Listed records>
*** Begin section ***

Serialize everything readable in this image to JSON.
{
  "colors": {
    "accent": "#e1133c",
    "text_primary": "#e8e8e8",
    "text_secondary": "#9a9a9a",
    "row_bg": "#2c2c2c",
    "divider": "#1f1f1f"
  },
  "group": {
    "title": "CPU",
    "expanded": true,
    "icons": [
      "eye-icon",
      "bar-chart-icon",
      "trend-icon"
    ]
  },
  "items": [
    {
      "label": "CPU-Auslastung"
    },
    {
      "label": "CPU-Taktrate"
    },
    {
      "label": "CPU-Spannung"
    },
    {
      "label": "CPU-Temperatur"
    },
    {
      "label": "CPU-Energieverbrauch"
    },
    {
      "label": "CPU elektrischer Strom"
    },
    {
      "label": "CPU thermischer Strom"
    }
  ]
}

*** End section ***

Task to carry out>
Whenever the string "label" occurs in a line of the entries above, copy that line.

Expected answer>
      "label": "CPU-Auslastung"
      "label": "CPU-Taktrate"
      "label": "CPU-Spannung"
      "label": "CPU-Temperatur"
      "label": "CPU-Energieverbrauch"
      "label": "CPU elektrischer Strom"
      "label": "CPU thermischer Strom"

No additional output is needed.